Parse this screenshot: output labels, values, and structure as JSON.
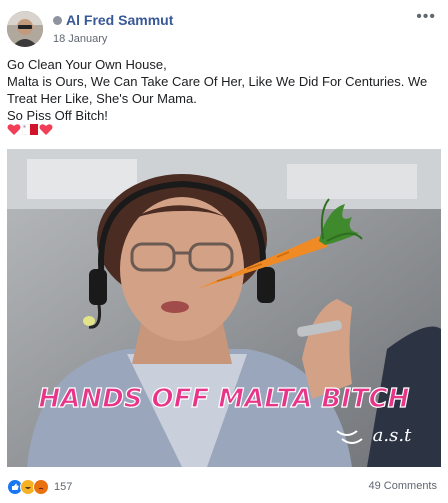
{
  "post": {
    "author": "Al Fred Sammut",
    "date": "18 January",
    "more_label": "•••",
    "text_lines": [
      "Go Clean Your Own House,",
      "Malta is Ours, We Can Take Care Of Her, Like We Did For Centuries. We",
      "Treat Her Like, She's Our Mama.",
      "So Piss Off Bitch!"
    ],
    "emoji_line": [
      "heart",
      "malta-flag",
      "heart"
    ],
    "image": {
      "caption": "HANDS OFF MALTA BITCH",
      "watermark": "a.s.t"
    },
    "reaction_count": "157",
    "comments_label": "49 Comments",
    "colors": {
      "link": "#385898",
      "heart": "#f33e58",
      "caption": "#e8358a"
    }
  }
}
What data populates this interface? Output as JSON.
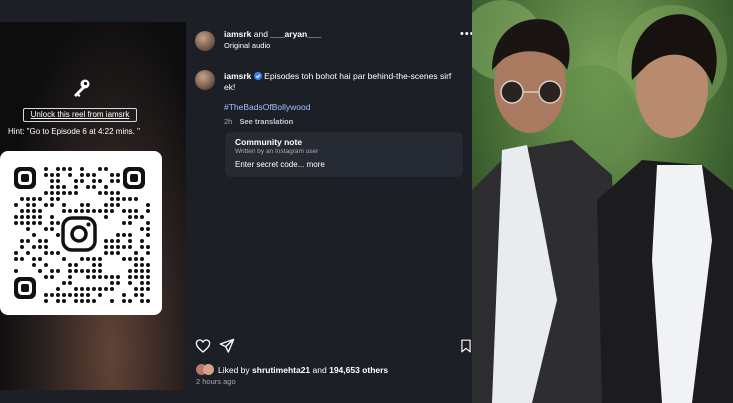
{
  "header": {
    "author_1": "iamsrk",
    "and_word": "and",
    "author_2": "___aryan___",
    "audio": "Original audio"
  },
  "caption": {
    "author": "iamsrk",
    "text_line1": "Episodes toh bohot hai par behind-the-scenes sirf",
    "text_line2": "ek!",
    "hashtag": "#TheBadsOfBollywood",
    "age": "2h",
    "see_translation": "See translation"
  },
  "community_note": {
    "title": "Community note",
    "subtitle": "Written by an Instagram user",
    "body": "Enter secret code...",
    "more": "more"
  },
  "reel": {
    "unlock_label": "Unlock this reel from iamsrk",
    "hint": "Hint: \"Go to Episode 6 at 4:22 mins. \""
  },
  "likes": {
    "prefix": "Liked by",
    "user": "shrutimehta21",
    "and_word": "and",
    "count": "194,653 others",
    "time": "2 hours ago"
  },
  "icons": [
    "key-icon",
    "more-icon",
    "verified-icon",
    "heart-icon",
    "share-icon",
    "save-icon",
    "instagram-icon"
  ],
  "colors": {
    "verified": "#3b82f6",
    "hashtag": "#9ec3ff",
    "panel": "#1c1f26"
  }
}
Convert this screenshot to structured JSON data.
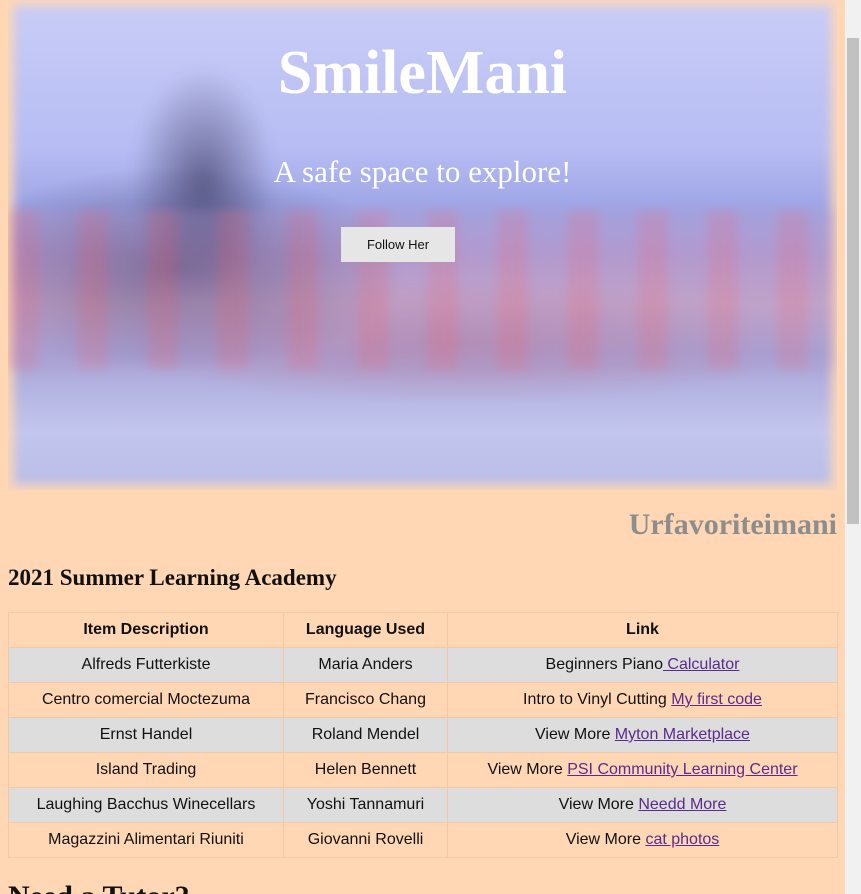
{
  "hero": {
    "title": "SmileMani",
    "subtitle": "A safe space to explore!",
    "button_label": "Follow Her"
  },
  "handle": "Urfavoriteimani",
  "section": {
    "title": "2021 Summer Learning Academy"
  },
  "table": {
    "headers": [
      "Item Description",
      "Language Used",
      "Link"
    ],
    "rows": [
      {
        "item": "Alfreds Futterkiste",
        "language": "Maria Anders",
        "link_prefix": "Beginners Piano",
        "link_text": " Calculator"
      },
      {
        "item": "Centro comercial Moctezuma",
        "language": "Francisco Chang",
        "link_prefix": "Intro to Vinyl Cutting ",
        "link_text": "My first code"
      },
      {
        "item": "Ernst Handel",
        "language": "Roland Mendel",
        "link_prefix": "View More ",
        "link_text": "Myton Marketplace"
      },
      {
        "item": "Island Trading",
        "language": "Helen Bennett",
        "link_prefix": "View More ",
        "link_text": "PSI Community Learning Center"
      },
      {
        "item": "Laughing Bacchus Winecellars",
        "language": "Yoshi Tannamuri",
        "link_prefix": "View More ",
        "link_text": "Needd More"
      },
      {
        "item": "Magazzini Alimentari Riuniti",
        "language": "Giovanni Rovelli",
        "link_prefix": "View More ",
        "link_text": "cat photos"
      }
    ]
  },
  "next_section": {
    "title": "Need a Tutor?"
  },
  "colors": {
    "page_background": "#ffd7b5",
    "row_alt": "#dddddd",
    "link": "#5a2b8e",
    "handle": "#8d8d8d"
  }
}
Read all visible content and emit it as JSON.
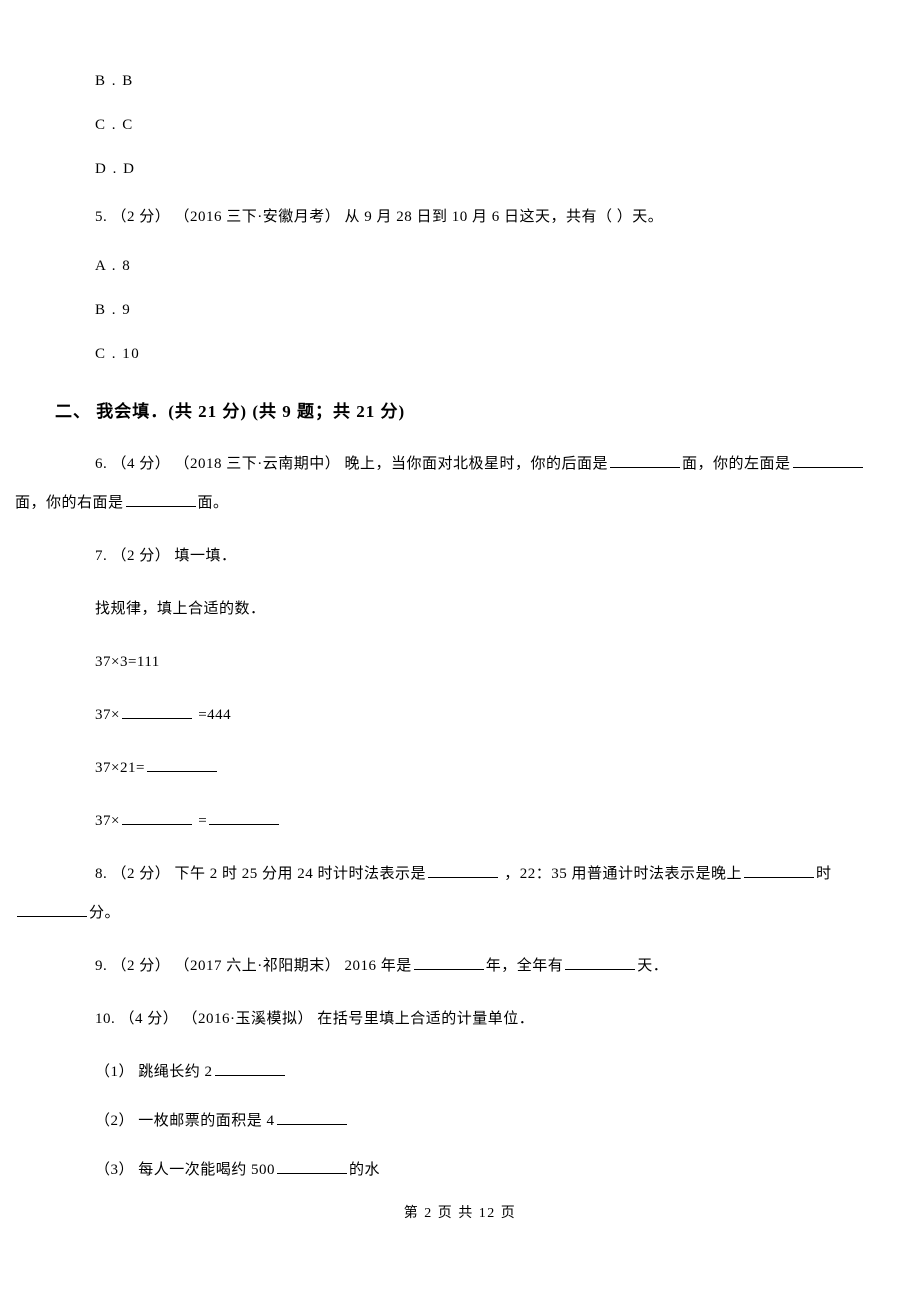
{
  "options_prev": {
    "b": "B . B",
    "c": "C . C",
    "d": "D . D"
  },
  "q5": {
    "stem": "5. （2 分） （2016 三下·安徽月考） 从 9 月 28 日到 10 月 6 日这天，共有（    ）天。",
    "a": "A . 8",
    "b": "B . 9",
    "c": "C . 10"
  },
  "section2": "二、 我会填．(共 21 分)  (共 9 题；共 21 分)",
  "q6": {
    "prefix": "6. （4 分） （2018 三下·云南期中） 晚上，当你面对北极星时，你的后面是",
    "mid1": "面，你的左面是",
    "line2_prefix": "面，你的右面是",
    "suffix": "面。"
  },
  "q7": {
    "stem": "7. （2 分） 填一填．",
    "line1": "找规律，填上合适的数．",
    "line2": "37×3=111",
    "line3_prefix": "37×",
    "line3_suffix": "   =444",
    "line4_prefix": "37×21=",
    "line5_prefix": "37×",
    "line5_mid": "   ="
  },
  "q8": {
    "prefix": "8. （2 分） 下午 2 时 25 分用 24 时计时法表示是",
    "mid": "  ，22：35 用普通计时法表示是晚上",
    "suffix1": "时",
    "suffix2": "分。"
  },
  "q9": {
    "prefix": "9. （2 分） （2017 六上·祁阳期末） 2016 年是",
    "mid": "年，全年有",
    "suffix": "天．"
  },
  "q10": {
    "stem": "10. （4 分） （2016·玉溪模拟） 在括号里填上合适的计量单位．",
    "s1_prefix": "（1） 跳绳长约 2",
    "s2_prefix": "（2） 一枚邮票的面积是 4",
    "s3_prefix": "（3） 每人一次能喝约 500",
    "s3_suffix": "的水"
  },
  "footer": "第 2 页 共 12 页"
}
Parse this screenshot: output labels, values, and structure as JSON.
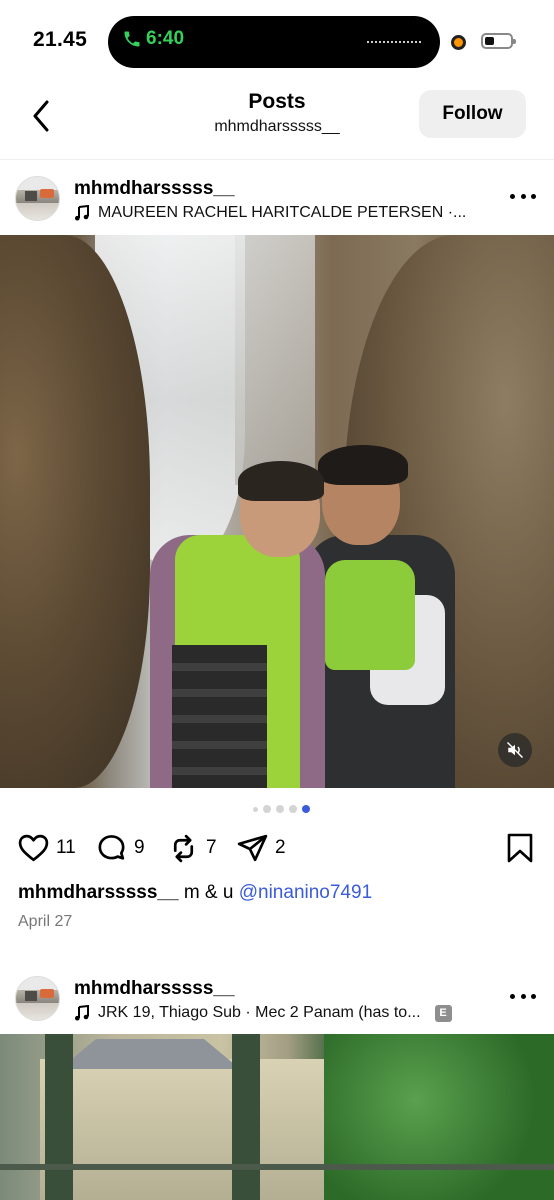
{
  "status_bar": {
    "time": "21.45",
    "call_duration": "6:40",
    "call_color": "#35d05a"
  },
  "header": {
    "title": "Posts",
    "subtitle": "mhmdharsssss__",
    "follow_label": "Follow"
  },
  "posts": [
    {
      "username": "mhmdharsssss__",
      "music": "MAUREEN RACHEL HARITCALDE PETERSEN ·...",
      "carousel": {
        "count": 5,
        "active_index": 4
      },
      "likes": "11",
      "comments": "9",
      "reposts": "7",
      "shares": "2",
      "caption_user": "mhmdharsssss__",
      "caption_text": "m & u",
      "caption_mention": "@ninanino7491",
      "date": "April 27"
    },
    {
      "username": "mhmdharsssss__",
      "music": "JRK 19, Thiago Sub · Mec 2 Panam (has to...",
      "explicit_badge": "E"
    }
  ],
  "colors": {
    "accent_link": "#3b5bdb",
    "follow_bg": "#efefef",
    "secondary_text": "#777777"
  },
  "icons": {
    "back": "chevron-left-icon",
    "music": "music-note-icon",
    "more": "more-horizontal-icon",
    "mute": "speaker-muted-icon",
    "like": "heart-icon",
    "comment": "comment-bubble-icon",
    "repost": "repost-icon",
    "share": "send-icon",
    "save": "bookmark-icon"
  }
}
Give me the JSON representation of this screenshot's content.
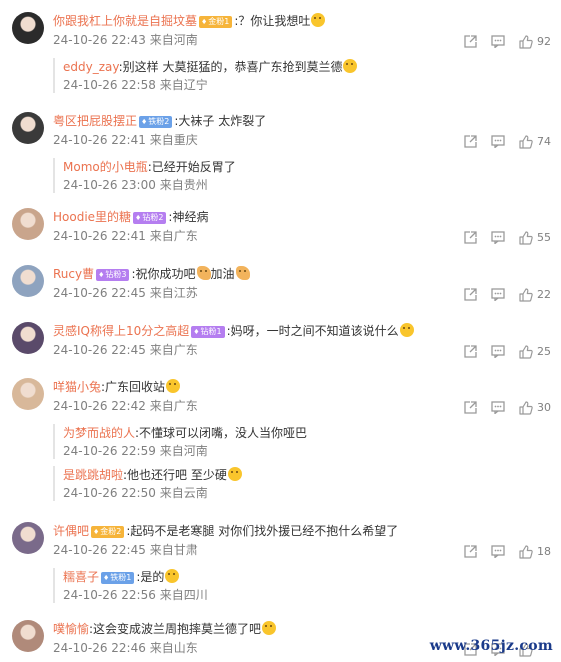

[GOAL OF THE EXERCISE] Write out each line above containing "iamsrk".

[ANSWER SECTION]
    "author_1": "iamsrk",
    "author": "iamsrk",
    "unlock_label": "Unlock this reel from iamsrk",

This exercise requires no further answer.